Milk Thistle – A herbal extract with a long history of traditional use in supporting liver function, milk thistle contains silymarin and silybin – active compounds which may help to protect the liver from toxins associated with excessive alcohol consumption. Silymarin has been found to increase levels of glutathione – often nicknamed the ‘master antioxidant’ – and may even help to regenerate liver cells too.
Artichoke is a fibrous green vegetable that is a member of the thistle family. It contains a substance called cynarin and flavonoids such as luteolin and apigenin. Artichoke is traditionally used to stimulate the flow of bile from the liver which is thought may help to reduce the symptoms of a hangover.
Choline is a water-soluble vitamin, usually thought of as a B-complex vitamin and contributes to the maintenance of normal liver function.
N-Acetyl-Cysteine – NAC is a form of the amino acid cysteine, which is known to increase glutathione, the antioxidant which helps the liver to break down acetaldehyde (a by-product of alcohol processing that is more toxic than alcohol itself). Cysteine is naturally found in poultry, oats, dairy, garlic, onions and Brussels sprouts, although higher amounts may be needed to provide extra support following alcohol consumption.
Magnesium – Many people are low in this essential mineral, and it is quickly depleted by alcohol too. Magnesium has anti-inflammatory activity and so may help to reduce symptoms of a hangover. Taking a high strength magnesium supplement before an evening where you know you will be drinking alcohol may also be helpful.
Vitamin C – Alcohol depletes vitamin C – an important antioxidant, which can help to reduce oxidative stress in the liver. Vitamin C may also help to bolster your immune system too.

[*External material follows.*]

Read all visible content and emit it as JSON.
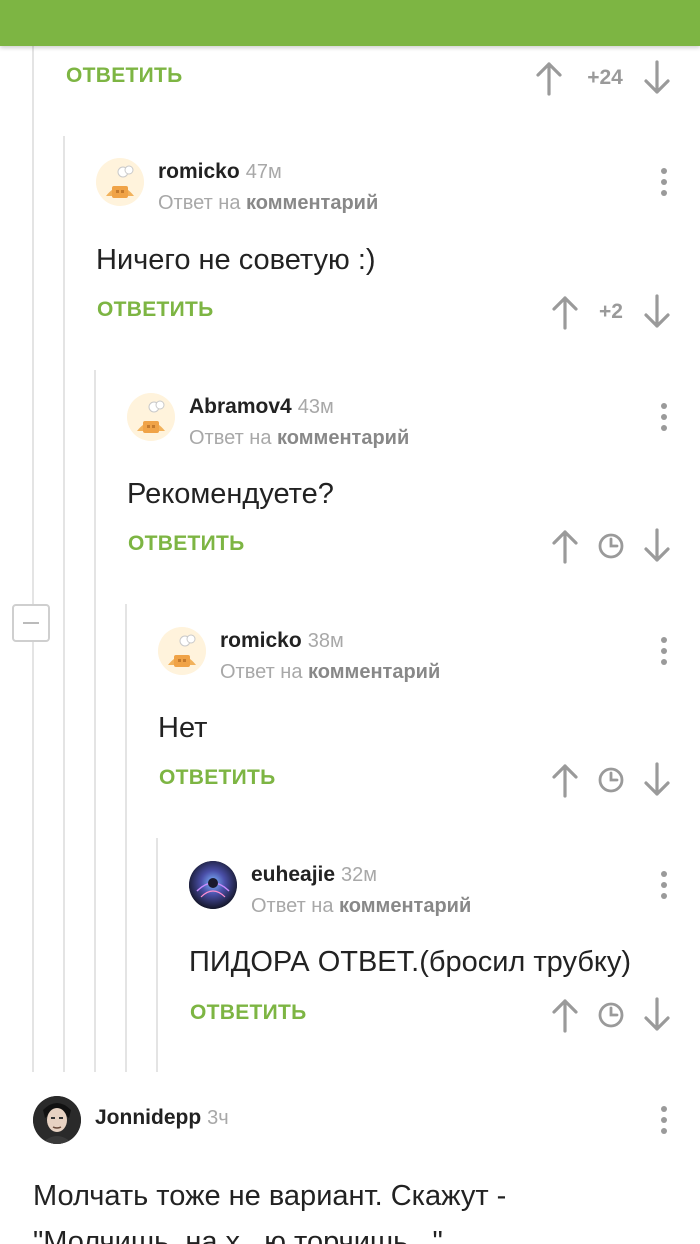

B- Vitamins – Alcohol depletes B vitamins, yet these important nutrients are essential to help clear it from the body. So it’s important to ensure you are getting extra B vitamins to avoid getting trapped in this vicious circle. In addition, vitamin B1 is thought to enhance the effects of NAC – an important nutrient, which helps to break down alcohol in the body. Vitamin B6 may also help to reduce the symptoms of a hangover.
Antioxidants – Brightly coloured fruits and vegetables are a rich source of natural antioxidants. A freshly made juice containing apple, carrot and beetroot with added ginger, for its natural anti-nausea effects, both hydrates and provides the body with a much-needed antioxidant hit. Key antioxidant nutrients include vitamins C & E, quercetin, Co-enzyme Q 10 and N-acetyl-cysteine may help to protect against alcohol’s toxic effects.
Curcumin – A long-used natural anti-inflammatory, curcumin is the compound responsible for the bright-yellow colour of the spice turmeric. Curcumin has been found to have significant antioxidant and anti-inflammatory properties.
Electrolytes – The sodium: potassium balance can become disrupted following alcohol consumption, and you can help to restore this by ensuring a good intake of potassium. Coconut water is a good natural source of potassium – try having a glass before you go to bed. In addition, pH balance can become disrupted following alcohol consumption. A blend of mineral citrates including potassium may be useful to re-balance electrolytes and support optimal pH balance.
The sooner you take action, the better your body will cope…
Clearly the best way to prevent a hangover is either to avoid alcohol or just keep it to a couple of drinks! However, for the odd time that doesn’t happen, our best advice is to be prepared and take action now, to ensure your body is equipped with the essential nutrients it needs to process and eliminate alcohol out of your system as quickly as possible. The sooner you take action, the better your body will cope. However, even if you only start to think about it the day before, or even the day after, it’s certainly better than doing nothing at all.
If you really suffer with hangovers, or have any other symptoms and want to look more indepth into your diet, symptoms and any imbalances or deficiencies. Lynsey our Nutritional Therapist can help you with this. Contact her on firstname.lastname@example.org, or 07733320694, or 0151-345-0156.